The consequences here will be dire. A few examples will suffice: loss of government revenue in taxes on these transactions and corporate profits, inconvenience and possible loss of income to the business community, a slump in money remittances from abroad – which is presently a major driver in the economy, lives in need of urgent medical care could be lost for failure to pay medical bills on time, university and other students studying abroad could suffer unforeseen consequences resulting from delayed remittances, to mention but a few. And all it takes is for the Anti Terrorism (Amendment) Bill not to pass on time.

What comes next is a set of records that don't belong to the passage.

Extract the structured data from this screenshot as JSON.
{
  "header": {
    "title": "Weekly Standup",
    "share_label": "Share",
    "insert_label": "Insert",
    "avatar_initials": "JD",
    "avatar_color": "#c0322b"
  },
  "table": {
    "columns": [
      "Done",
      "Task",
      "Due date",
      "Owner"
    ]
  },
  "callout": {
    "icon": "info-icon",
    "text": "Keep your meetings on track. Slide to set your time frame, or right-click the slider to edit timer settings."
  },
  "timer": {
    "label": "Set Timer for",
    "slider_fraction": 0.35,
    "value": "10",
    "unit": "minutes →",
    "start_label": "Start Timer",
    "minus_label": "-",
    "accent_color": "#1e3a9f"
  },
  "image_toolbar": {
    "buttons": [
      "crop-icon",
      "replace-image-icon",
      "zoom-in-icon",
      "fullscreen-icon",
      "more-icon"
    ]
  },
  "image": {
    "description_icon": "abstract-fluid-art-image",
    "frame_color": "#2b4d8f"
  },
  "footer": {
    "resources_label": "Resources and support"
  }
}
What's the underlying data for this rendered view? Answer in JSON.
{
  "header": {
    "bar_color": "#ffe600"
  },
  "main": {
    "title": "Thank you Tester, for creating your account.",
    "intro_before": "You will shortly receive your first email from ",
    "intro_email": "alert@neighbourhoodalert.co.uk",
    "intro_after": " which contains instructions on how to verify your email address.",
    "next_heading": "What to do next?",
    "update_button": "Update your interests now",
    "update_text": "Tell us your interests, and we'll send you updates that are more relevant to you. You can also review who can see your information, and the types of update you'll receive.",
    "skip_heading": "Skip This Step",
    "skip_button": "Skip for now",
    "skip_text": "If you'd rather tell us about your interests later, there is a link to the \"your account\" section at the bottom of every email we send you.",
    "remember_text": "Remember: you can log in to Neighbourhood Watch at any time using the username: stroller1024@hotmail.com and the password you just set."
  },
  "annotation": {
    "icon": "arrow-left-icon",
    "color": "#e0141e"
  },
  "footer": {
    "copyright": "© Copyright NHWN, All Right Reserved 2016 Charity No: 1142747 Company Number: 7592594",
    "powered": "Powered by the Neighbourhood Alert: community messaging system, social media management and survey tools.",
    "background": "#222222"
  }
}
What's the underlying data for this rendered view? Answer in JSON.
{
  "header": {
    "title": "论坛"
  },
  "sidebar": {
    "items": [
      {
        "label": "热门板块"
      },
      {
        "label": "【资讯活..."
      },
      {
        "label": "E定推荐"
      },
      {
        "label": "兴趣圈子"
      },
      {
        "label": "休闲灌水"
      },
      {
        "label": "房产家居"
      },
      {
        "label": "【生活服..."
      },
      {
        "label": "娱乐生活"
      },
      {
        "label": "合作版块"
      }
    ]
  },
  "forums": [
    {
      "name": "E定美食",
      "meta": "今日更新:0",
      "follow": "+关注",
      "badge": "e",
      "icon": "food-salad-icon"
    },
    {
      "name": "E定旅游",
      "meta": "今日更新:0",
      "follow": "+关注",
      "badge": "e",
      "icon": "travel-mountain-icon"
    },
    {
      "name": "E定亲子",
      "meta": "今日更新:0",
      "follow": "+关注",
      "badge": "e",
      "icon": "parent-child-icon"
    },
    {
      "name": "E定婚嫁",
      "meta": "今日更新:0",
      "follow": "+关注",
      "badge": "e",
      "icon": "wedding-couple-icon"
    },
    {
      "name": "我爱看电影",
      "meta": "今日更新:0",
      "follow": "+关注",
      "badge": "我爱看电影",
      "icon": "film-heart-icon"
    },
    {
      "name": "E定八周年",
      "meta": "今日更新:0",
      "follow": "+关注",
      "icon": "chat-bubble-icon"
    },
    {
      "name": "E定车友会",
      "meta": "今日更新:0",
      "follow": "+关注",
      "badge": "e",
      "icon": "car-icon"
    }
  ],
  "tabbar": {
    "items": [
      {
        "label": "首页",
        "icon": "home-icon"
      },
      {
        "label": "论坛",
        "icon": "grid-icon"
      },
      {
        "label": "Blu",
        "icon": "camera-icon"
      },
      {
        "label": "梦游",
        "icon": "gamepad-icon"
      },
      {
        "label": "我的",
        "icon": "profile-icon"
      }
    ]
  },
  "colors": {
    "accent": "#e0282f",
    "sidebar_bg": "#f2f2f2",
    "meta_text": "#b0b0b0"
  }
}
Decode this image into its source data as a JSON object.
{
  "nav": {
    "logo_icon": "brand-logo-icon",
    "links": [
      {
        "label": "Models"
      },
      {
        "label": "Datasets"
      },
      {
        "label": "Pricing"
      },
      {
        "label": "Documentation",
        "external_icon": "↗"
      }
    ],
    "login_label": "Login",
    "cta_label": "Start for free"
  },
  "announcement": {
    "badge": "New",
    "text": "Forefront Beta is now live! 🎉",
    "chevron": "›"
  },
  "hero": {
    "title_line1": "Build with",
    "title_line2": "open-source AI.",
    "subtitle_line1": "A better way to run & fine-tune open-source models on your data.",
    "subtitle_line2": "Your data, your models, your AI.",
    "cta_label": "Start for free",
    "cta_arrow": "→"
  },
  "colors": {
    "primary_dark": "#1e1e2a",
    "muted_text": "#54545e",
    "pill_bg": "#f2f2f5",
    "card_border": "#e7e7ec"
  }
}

Many Ugandans who grew up in the early to mid nineties will have committed St Paul’s admonition on keeping bad company to heart. This was a famous household lesson. It is wise for parliament to remember that there are consequences to keeping bad company. What is not wise is to wait and see what happens when Uganda gets blacklisted. Although FATF does not have the mandate to issue treaty-like binding sanctions, the weight of their recommendations can be severe and this accounts for the vigor with which countries have worked to avoid being or remaining on the Blacklist.[5] It is doubted that members of parliament would wish the grave consequences on Uganda’s private sector and public purse. But if they do not pass this Bill in time, as unintended as these consequences are, they will fall hard on the Ugandan population. It is only wise that we do not test the limits of the law of unintended consequences by knowingly choosing to keep undesired company in the community of nations.

[1] FATF (2015): Improving Global AML CFT Compliance: on-going Process – 27 February available at: http://www.fatf-gafi.org/countries/u-z/uganda/documents/fatf-compliance-february-2015.html#Uganda [2] FATF Public Statement 25th February 2015 available at http://www.fatf-gafi.org/topics/high-riskandnon-cooperativejurisdictions/documents/public-statement-february-2015.html [3] ibid [4] in 2012 for instance, this list had 17 countries. See the FATF Public Statement of 16th February 2012 available at: http://www.fatf-gafi.org/topics/high-riskandnon-cooperativejurisdictions/documents/fatfpublicstatement-16february2012.html [5] For a detailed discussion on the consequences of being blacklisted and why countries would rather avoid being in such a position, see: Sharman, Jason. "The Bark is the Bite: International Organizations and Blacklisting" Paper presented at the annual meeting of the American Political Science Association, Hilton Chicago and the Palmer House Hilton, Chicago, IL, Sep 02, 2004 <http://www.allacademic.com/meta/p59944_index.html>